Start of Dataset records
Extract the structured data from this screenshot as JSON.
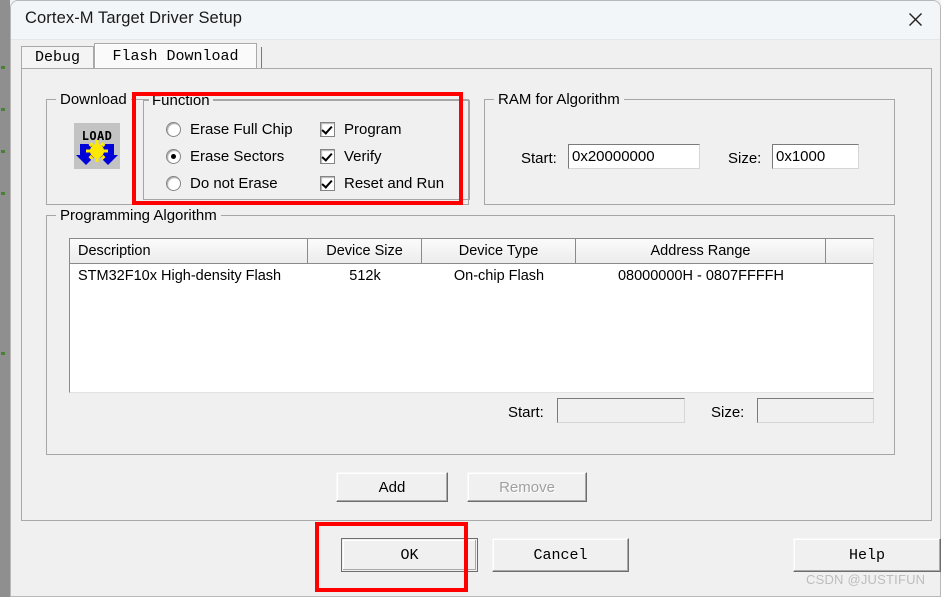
{
  "window": {
    "title": "Cortex-M Target Driver Setup",
    "close_icon": "close-icon"
  },
  "tabs": [
    {
      "label": "Debug",
      "active": false
    },
    {
      "label": "Flash Download",
      "active": true
    }
  ],
  "download_function": {
    "group_label": "Download",
    "icon_label": "LOAD",
    "function_label": "Function",
    "erase_options": [
      {
        "label": "Erase Full Chip",
        "selected": false
      },
      {
        "label": "Erase Sectors",
        "selected": true
      },
      {
        "label": "Do not Erase",
        "selected": false
      }
    ],
    "checkboxes": [
      {
        "label": "Program",
        "checked": true
      },
      {
        "label": "Verify",
        "checked": true
      },
      {
        "label": "Reset and Run",
        "checked": true
      }
    ]
  },
  "ram_for_algorithm": {
    "group_label": "RAM for Algorithm",
    "start_label": "Start:",
    "start_value": "0x20000000",
    "size_label": "Size:",
    "size_value": "0x1000"
  },
  "programming_algorithm": {
    "group_label": "Programming Algorithm",
    "columns": [
      "Description",
      "Device Size",
      "Device Type",
      "Address Range"
    ],
    "rows": [
      {
        "description": "STM32F10x High-density Flash",
        "device_size": "512k",
        "device_type": "On-chip Flash",
        "address_range": "08000000H - 0807FFFFH"
      }
    ],
    "start_label": "Start:",
    "start_value": "",
    "size_label": "Size:",
    "size_value": "",
    "add_label": "Add",
    "remove_label": "Remove",
    "remove_enabled": false
  },
  "footer": {
    "ok_label": "OK",
    "cancel_label": "Cancel",
    "help_label": "Help"
  },
  "watermark": "CSDN @JUSTIFUN",
  "colors": {
    "annotation": "#ff0000",
    "dialog_face": "#f0f0f0",
    "titlebar": "#f3f6f9"
  }
}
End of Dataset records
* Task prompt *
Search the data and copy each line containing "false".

* Exercise output *
      "active": false
        "selected": false
        "selected": false
    "remove_enabled": false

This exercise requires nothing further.